At the biodiversity station, I spent time with a handful of professional biologists and a few other biology students. My most valuable experiences however, were with the indigenous guides employed at the station. Each of the guides had an incredible knowledge of tropical ecology; medicinal and edible plants of the rainforest, animal behavior and more.

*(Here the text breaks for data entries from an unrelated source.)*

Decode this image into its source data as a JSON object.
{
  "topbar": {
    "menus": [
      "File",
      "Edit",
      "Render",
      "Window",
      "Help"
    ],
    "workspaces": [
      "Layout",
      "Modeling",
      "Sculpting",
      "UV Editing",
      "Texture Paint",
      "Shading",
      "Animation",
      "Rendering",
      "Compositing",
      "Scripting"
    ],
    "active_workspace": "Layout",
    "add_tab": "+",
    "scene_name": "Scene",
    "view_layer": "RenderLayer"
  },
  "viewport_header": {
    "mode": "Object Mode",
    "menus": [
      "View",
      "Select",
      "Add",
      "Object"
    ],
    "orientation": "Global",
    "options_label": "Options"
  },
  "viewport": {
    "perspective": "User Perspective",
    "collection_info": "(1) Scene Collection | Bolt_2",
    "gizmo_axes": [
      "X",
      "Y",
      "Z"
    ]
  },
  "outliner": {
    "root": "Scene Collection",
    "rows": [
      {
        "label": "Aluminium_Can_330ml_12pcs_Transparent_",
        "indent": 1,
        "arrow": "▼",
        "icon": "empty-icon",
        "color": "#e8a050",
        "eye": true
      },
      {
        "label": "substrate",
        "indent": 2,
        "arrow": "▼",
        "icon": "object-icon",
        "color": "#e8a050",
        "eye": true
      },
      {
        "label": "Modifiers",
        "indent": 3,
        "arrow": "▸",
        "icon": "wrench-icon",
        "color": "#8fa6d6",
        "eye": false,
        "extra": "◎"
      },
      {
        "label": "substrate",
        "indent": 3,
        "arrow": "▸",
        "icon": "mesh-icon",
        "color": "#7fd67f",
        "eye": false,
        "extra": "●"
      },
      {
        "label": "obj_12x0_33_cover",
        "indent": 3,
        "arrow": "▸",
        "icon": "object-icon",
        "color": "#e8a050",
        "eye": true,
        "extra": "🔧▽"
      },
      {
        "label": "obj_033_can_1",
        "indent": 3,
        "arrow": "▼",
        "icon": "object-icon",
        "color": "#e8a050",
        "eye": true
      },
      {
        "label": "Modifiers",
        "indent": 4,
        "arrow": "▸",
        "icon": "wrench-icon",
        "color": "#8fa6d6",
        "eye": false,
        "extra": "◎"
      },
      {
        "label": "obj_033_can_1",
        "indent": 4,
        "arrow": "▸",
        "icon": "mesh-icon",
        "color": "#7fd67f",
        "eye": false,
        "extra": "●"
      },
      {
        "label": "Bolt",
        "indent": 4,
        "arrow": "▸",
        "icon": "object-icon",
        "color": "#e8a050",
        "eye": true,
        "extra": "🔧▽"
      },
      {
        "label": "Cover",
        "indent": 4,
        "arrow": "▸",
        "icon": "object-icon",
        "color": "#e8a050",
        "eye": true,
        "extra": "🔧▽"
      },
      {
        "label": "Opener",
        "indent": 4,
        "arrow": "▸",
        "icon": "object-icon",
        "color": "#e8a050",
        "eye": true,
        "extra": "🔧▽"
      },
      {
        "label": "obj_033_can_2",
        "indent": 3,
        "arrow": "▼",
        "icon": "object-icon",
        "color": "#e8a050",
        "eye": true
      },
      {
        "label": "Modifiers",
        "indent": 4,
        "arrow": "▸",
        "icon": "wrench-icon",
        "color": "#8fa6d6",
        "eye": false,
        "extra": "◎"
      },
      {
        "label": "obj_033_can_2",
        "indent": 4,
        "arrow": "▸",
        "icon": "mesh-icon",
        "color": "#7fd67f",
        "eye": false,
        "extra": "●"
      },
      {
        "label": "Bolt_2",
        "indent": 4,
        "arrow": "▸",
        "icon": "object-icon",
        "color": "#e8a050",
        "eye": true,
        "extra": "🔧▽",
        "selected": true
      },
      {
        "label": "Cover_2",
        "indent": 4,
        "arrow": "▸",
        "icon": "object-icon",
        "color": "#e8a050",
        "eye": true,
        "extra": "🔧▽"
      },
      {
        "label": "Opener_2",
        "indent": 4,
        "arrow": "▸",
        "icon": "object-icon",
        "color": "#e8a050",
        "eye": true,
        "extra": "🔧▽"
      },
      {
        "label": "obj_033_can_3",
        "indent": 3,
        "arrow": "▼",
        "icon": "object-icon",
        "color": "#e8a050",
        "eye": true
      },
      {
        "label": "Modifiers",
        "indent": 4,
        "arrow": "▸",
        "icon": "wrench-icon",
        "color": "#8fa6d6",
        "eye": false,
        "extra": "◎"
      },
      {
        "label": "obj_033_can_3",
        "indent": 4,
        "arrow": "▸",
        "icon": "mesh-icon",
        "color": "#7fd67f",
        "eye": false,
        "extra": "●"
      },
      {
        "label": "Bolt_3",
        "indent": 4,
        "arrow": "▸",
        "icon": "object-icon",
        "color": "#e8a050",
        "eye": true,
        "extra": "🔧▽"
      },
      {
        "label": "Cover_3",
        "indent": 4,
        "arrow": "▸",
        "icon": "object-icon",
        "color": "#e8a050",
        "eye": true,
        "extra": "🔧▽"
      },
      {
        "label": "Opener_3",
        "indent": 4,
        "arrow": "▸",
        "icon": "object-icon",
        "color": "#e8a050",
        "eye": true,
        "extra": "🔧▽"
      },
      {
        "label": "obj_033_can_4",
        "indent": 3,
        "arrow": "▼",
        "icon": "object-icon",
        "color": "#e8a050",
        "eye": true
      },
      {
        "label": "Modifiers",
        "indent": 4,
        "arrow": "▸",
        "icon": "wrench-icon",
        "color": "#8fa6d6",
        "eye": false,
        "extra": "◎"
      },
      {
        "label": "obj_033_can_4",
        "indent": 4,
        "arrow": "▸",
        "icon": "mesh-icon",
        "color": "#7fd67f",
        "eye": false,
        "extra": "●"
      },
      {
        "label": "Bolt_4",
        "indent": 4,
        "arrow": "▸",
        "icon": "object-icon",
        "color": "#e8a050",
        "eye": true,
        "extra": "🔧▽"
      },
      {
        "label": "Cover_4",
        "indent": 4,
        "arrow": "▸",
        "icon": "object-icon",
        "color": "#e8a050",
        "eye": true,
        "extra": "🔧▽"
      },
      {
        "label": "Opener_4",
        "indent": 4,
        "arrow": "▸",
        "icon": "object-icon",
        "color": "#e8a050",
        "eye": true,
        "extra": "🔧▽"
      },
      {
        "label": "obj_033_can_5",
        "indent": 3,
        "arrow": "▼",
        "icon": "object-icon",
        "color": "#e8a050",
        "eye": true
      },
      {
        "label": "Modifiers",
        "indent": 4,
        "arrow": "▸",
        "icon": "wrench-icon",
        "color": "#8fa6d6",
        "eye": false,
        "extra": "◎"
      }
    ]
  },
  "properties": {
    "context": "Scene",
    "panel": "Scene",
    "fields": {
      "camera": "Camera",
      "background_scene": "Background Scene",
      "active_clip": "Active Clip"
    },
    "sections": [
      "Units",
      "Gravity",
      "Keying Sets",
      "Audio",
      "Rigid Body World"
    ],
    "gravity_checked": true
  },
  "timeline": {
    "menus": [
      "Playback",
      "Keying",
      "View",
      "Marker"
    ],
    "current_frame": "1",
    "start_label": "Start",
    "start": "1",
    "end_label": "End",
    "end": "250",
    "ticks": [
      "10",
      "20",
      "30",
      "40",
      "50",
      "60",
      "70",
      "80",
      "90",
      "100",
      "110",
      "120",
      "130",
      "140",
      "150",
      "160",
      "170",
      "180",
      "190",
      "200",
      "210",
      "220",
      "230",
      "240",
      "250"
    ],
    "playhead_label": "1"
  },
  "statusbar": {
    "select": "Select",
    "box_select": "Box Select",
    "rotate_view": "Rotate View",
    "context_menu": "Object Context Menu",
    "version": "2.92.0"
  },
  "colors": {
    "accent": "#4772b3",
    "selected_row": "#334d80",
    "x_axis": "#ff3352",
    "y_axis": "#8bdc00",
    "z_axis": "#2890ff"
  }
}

The first day at the station I went on a short walk with one of the station's Kichwa guides named Jose. The forest was dripping with life and filled with mysterious sounds. We reached a sweet, musky smell and Jose silently indicated for us to stop. Suddenly, a large white-collared peccary bolted off in the opposite direction. Farther down the trail we saw the footprints and feces of the aggressive and territorial animal. We were able to tract other animals by smell as well. Jose quickly led us through the forest as we followed scents of elusive monkey species. Over the course of the day, we saw four monkey species- Capuchin, Squirrel, Saki, and Wooly.
Throughout the week, there was ample time to help out and explore in the field; I saw an Andean tapir wading in the river, and a small coral snake on the path; I watched as an unidentified ground snake engulfed a gecko; I assisted with a very successful, ongoing camera-trapping project; I watched macaws sour over the forest canopy from a thirty-eight meter observation tower; I monitored feeding habits of Capuchin monkeys; and I helped collect and document poison frogs of the Dendrobates genus. Although there were few research projects occurring, I learned a tremendous amount from my time with the guides in the rainforest.
My learning experience was not limited to the field. During conversations with the station's employees and the small group of international scientists, I learned an incredible amount about the relationship between petroleum companies, indigenous groups and conservationists.
During my ten days at Tiputini, I was exposed to the monumental diversity of a primary tropical rainforest. I can now begin to understand the complexity and importance of these ecosystems. I can reflect upon this exposure to petroleum exploitation and raise awareness of the realities of its negative impact on indigenous cultures and native biota.
I applied for a Travel Enrichment Grant so that I could have a unique, extraordinary experience that was beyond my financial reach. I am incredibly thankful for the CIIS-Feinstein Grant that made this trip possible. I believe that my experience in the Amazon basin has helped me become a more thoughtful biologist, activist, and person.